** Opening EXERCISE INPUT block **

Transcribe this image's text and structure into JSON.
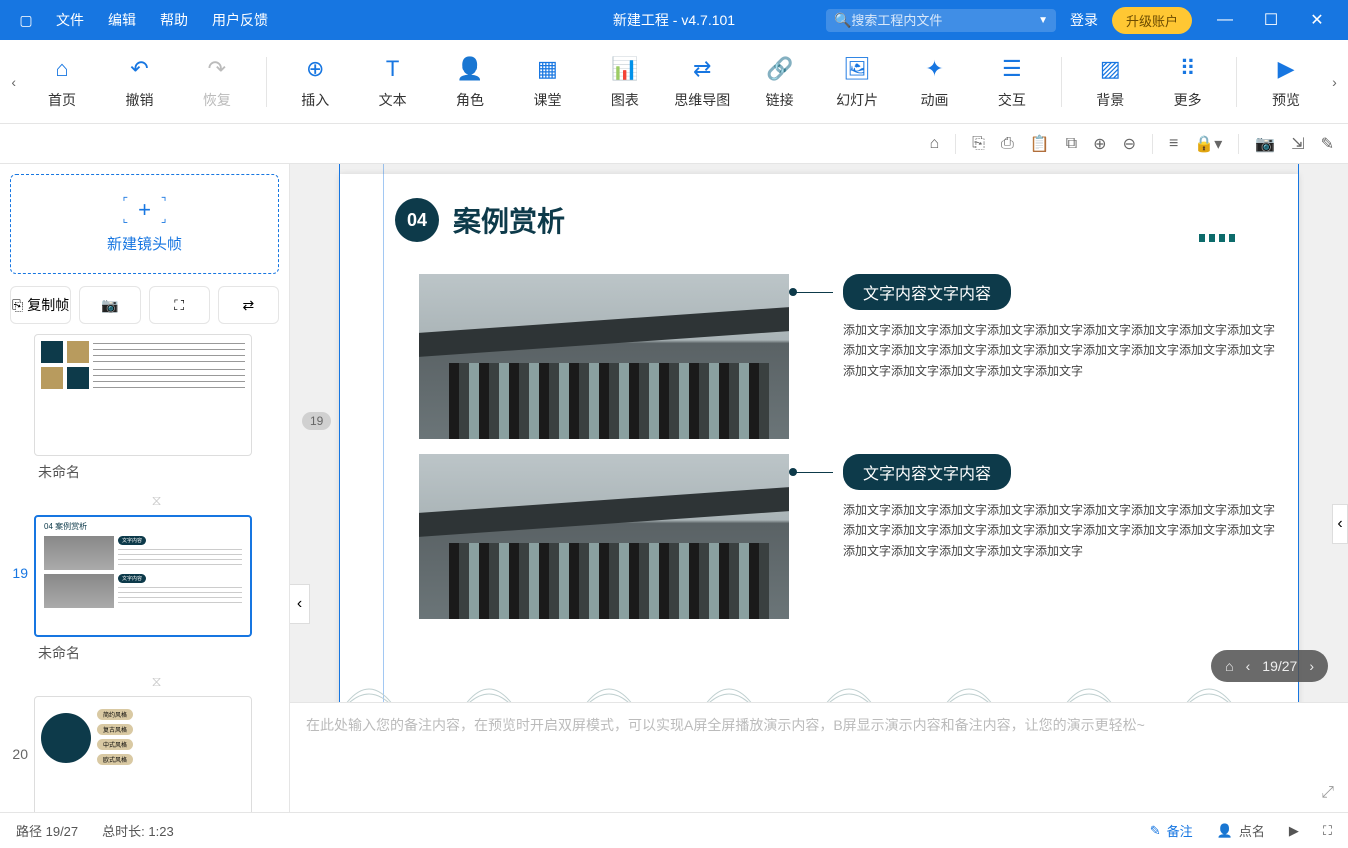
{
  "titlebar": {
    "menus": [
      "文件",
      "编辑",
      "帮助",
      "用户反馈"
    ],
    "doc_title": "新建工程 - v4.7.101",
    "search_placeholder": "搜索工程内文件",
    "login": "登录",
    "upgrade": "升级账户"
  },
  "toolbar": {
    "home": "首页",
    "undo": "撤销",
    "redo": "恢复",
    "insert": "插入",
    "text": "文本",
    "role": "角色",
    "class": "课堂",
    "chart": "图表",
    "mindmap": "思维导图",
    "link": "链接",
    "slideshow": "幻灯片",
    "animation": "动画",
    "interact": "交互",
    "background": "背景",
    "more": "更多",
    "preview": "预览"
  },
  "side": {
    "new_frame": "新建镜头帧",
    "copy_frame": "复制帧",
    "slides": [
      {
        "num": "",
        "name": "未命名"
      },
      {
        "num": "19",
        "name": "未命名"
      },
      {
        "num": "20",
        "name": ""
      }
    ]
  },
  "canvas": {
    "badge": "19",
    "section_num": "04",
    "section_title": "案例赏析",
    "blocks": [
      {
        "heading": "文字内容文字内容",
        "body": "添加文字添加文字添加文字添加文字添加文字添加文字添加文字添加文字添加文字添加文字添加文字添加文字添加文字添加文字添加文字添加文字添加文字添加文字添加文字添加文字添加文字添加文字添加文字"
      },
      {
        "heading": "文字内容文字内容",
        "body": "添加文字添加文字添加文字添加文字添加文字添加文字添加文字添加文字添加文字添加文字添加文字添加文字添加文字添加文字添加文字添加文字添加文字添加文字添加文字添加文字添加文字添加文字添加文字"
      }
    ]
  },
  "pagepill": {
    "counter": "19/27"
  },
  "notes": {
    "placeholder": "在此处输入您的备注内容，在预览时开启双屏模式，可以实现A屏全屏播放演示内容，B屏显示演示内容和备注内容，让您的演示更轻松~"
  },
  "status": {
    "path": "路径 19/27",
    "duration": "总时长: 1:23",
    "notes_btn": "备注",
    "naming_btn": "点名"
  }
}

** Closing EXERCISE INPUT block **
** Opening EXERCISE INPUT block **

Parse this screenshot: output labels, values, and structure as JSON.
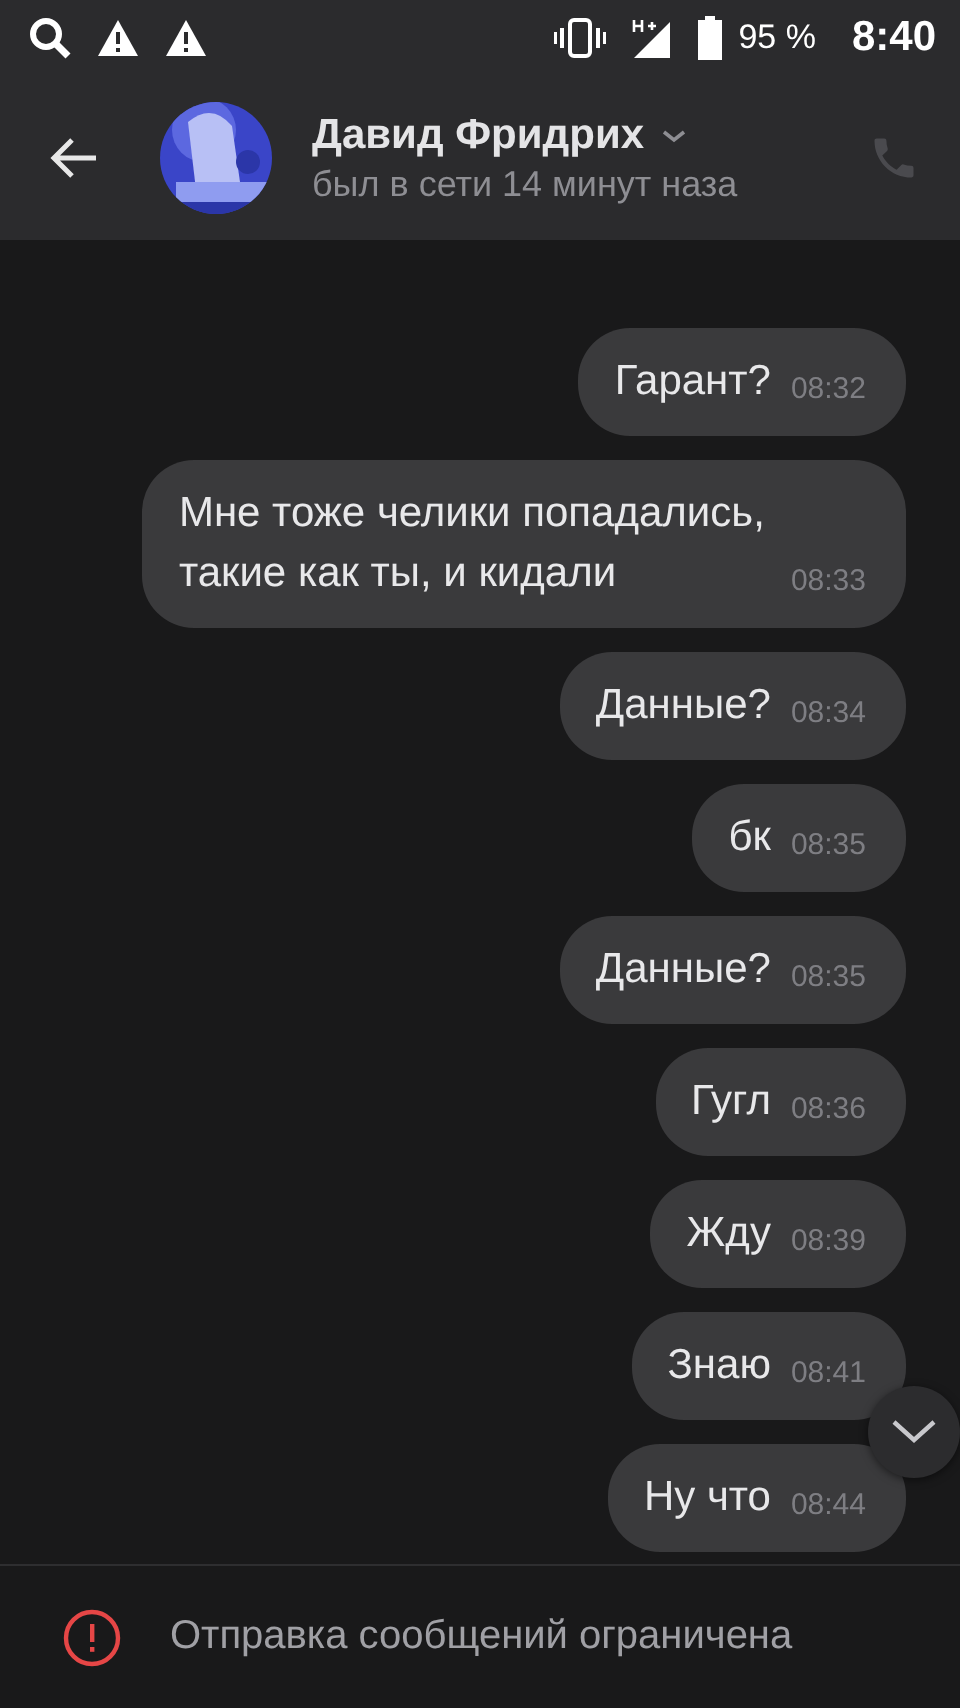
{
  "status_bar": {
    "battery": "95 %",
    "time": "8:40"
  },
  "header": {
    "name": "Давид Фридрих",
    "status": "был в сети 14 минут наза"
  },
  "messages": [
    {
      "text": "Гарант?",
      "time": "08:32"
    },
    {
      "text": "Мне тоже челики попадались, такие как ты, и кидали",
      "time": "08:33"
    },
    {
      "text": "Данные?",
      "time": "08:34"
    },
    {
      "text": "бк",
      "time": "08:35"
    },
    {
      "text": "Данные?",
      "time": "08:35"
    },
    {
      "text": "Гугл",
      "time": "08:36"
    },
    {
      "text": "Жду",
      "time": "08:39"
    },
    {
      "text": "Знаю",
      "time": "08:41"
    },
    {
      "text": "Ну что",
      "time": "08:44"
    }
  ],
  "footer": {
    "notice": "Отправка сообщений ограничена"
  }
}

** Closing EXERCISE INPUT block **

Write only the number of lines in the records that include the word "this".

2